Exercise brief. Go through the data below and copy each line where the word "true" occurs.

-------- Exercise data

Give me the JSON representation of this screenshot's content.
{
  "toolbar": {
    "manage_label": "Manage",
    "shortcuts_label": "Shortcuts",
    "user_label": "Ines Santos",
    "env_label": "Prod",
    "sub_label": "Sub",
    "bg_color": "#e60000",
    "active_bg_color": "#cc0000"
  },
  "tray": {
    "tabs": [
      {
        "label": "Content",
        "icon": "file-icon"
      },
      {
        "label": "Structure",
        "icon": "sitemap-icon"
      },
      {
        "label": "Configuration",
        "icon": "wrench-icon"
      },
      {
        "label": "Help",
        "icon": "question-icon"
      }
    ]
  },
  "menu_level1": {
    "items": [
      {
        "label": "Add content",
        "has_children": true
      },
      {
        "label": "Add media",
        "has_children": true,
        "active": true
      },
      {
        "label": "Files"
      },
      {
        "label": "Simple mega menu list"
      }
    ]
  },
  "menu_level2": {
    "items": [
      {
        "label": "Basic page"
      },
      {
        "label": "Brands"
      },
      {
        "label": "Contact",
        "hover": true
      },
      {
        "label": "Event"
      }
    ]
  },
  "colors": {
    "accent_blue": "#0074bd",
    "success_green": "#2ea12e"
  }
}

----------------

Task response.
        "has_children": true
        "has_children": true,
        "active": true
        "hover": true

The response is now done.